We applaud Senators Alexander and Murray for their bipartisan approach to addressing the potential chaos in health insurance markets initiated through the Executive Orders of last week.
In their work, they have demonstrated what we have long believed – that addressing shortcomings in the current law and Trump Administration orders requires a thoughtful, bipartisan approach, and that such an approach will bear fruit.
For now, their agreement is just a stopgap – but an extremely important one that will help millions of people, including many with behavioral health conditions.
By funding federal insurance cost-sharing contributions for two more years, insurance rates in the short-term will not skyrocket by an additional 20 percent, as would have happened if President Trump’s Executive Orders remained in place with no Congressional action.
These dramatic increases in insurance rates and the crisis the Executive Orders would have created would have been especially burdensome and harsh for those with some of the greatest needs, including those with serious mental illnesses.
This isn’t the time to be raising insurance rates thoughtlessly, and we hope that all members of Congress, as well as the President, will agree.
In addition, we applaud the effort to give states more flexibility in developing their insurance markets. But this must never be accomplished at the expense of the coverages that people with mental health conditions need. Selling inadequate insurance across state lines is certainly not the answer and never has been. But an approach that abides by the law of the land – the Affordable Care Act – while giving states greater flexibility can work, so long as consumer protections remain in place.
The so-called new copper plans may do some of this, but at a cost. While the premiums for these plans may be relatively modest (although still higher than many will expect), out-of-pocket costs will be high, and consumers with health conditions should weigh this this carefully before purchasing them. We congratulate the Senators for seeing to it that federally-supported enrollment assistance will be in place to help consumers navigate through these choices.
Alexander-Murray will also streamline the waiver process for health insurance exchanges, plus make it easier for states to win approval for “Me Too” waivers – in other words, waivers that seek to copy waiver programs that have already been proven to work in other states.
These two provisions have been central points of Mental Health America’s Medicaid reform advocacy this year, and we hope to see similar streamlining across waiver processes.

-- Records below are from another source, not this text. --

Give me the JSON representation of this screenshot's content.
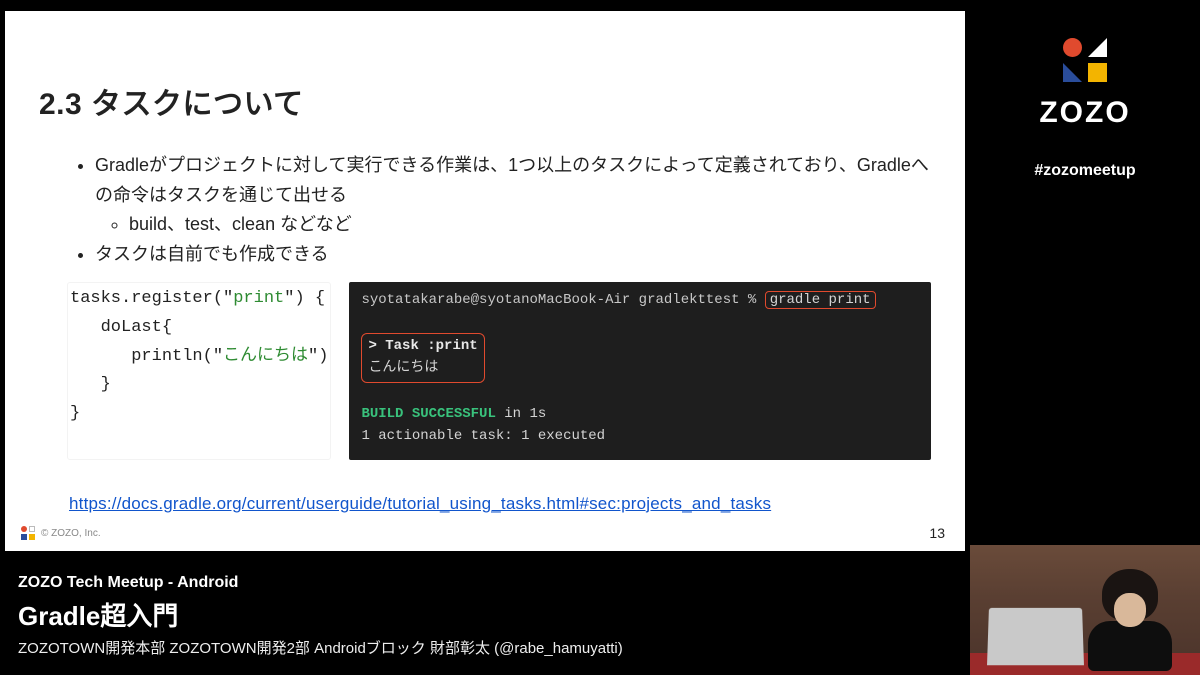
{
  "sidebar": {
    "brand": "ZOZO",
    "hashtag": "#zozomeetup"
  },
  "lower_third": {
    "event": "ZOZO Tech Meetup - Android",
    "talk_title": "Gradle超入門",
    "speaker_line": "ZOZOTOWN開発本部 ZOZOTOWN開発2部 Androidブロック 財部彰太 (@rabe_hamuyatti)"
  },
  "slide": {
    "heading": "2.3 タスクについて",
    "bullets": {
      "b1": "Gradleがプロジェクトに対して実行できる作業は、1つ以上のタスクによって定義されており、Gradleへの命令はタスクを通じて出せる",
      "b1a": "build、test、clean などなど",
      "b2": "タスクは自前でも作成できる"
    },
    "code": {
      "l1a": "tasks.register(\"",
      "l1s": "print",
      "l1b": "\") {",
      "l2": "   doLast{",
      "l3a": "      println(\"",
      "l3s": "こんにちは",
      "l3b": "\")",
      "l4": "   }",
      "l5": "}"
    },
    "terminal": {
      "prompt": "syotatakarabe@syotanoMacBook-Air gradlekttest % ",
      "cmd": "gradle print",
      "task_header": "> Task :print",
      "task_output": "こんにちは",
      "build_ok": "BUILD SUCCESSFUL",
      "build_time": " in 1s",
      "summary": "1 actionable task: 1 executed"
    },
    "link": "https://docs.gradle.org/current/userguide/tutorial_using_tasks.html#sec:projects_and_tasks",
    "footer_copyright": "© ZOZO, Inc.",
    "page": "13"
  }
}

We look forward to the coming analysis and discussion of the Alexander-Murray proposal. More importantly, we look forward to the day when the President and Congress will move beyond the crisis management that has characterized this past year to the development of the long-term solutions that are needed to preserve access to quality care at affordable prices.
No one who has ever paid the slightest attention to healthcare policy believes that this is easy.
But it is essential.
And the longer-term answers – as always – lie in implementing better and more effective early identification and intervention strategies around all health conditions that will someday require treatment – including mental health conditions.